"They prefer to come to us to have their food delivered fresh and hot, which is what they're asking for."
There are a few serious points here.
Who is in control of the children's diet? The Government, the parents, the children or Jamie Oliver?
The celebrity chef has done a pretty impressive job in highlighting the plight of dinners in some schools and he deserves all the praise he has received for this.
People are actually beginning to care about what their kids eat. OK, that's a tad unfair. There were plenty of parents who cared about their children's diets before Jamie's campaign, but I bet there were others across the UK who didn't give it much consideration.
The problem we now have is who is in charge and does it matter?
Well, on the evidence of these parents sneaking food in to their children, nobody is entirely in charge and yes it does matter.
It was only a small percentage of parents who dropped food off to their kids, but the fact that they felt compelled to do so is quite important.
Was it over the top? Maybe. Do we know what food was given to their kids? Not exactly. What we do know though is that these parents do care about what their kids eat and, whether this is healthy food or not, it's a good sign.
# A recent Work Foundation report, commissioned by the Government, has concluded that UK citizens are willing to pay more for the services provided by the BBC.

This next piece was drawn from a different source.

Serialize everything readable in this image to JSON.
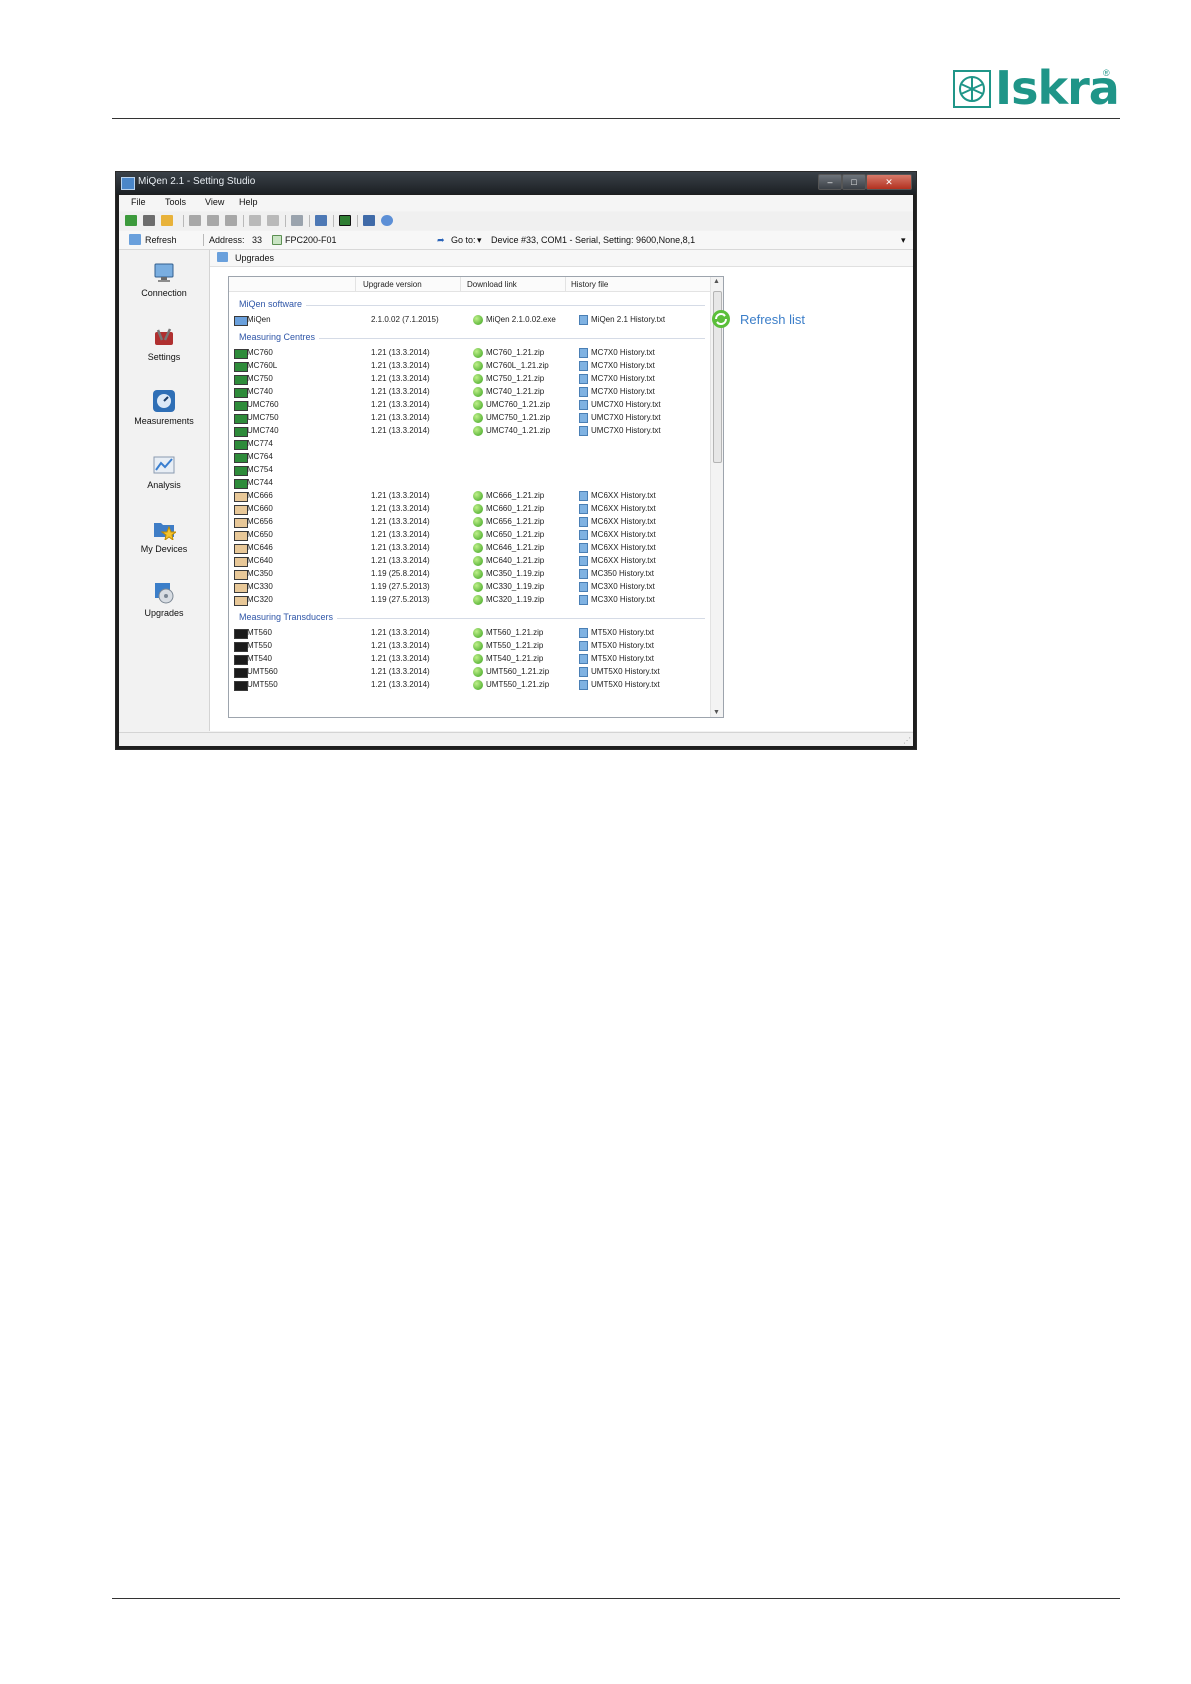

I don't think paying £11 a month is too much to be able to watch and listen to all of the channels the BBC provides. In fact 94 per cent of the UK population tuned in to the terrestrial channels alone last year. This is without considering the digital and radio channels.
No wonder people are wising up and realise they are on to a good thing.
The only viable alternative would be to introduce commercials during programming. But who wants that?
The BBC is not flawless. The Hutton Inquiry into the death of Dr David Kelly is a good example of that - whether you agree with it or not.
But the quality of TV and lack of advertising makes it stand out as value for money.
As well as the TV and radio programming, the licence fee also contributes towards the running of bbc.co.uk which last year was visited by over half of UK households with internet access.
It has a huge archive of news and television information and all kinds of nonsense, as well as showing BBC programmes online.
How much of your licence fee pays for this each month? 36p.
The licence fee is a bargain, and I'm glad to see the recent Work Foundation report shows that UK citizens are wising up to this.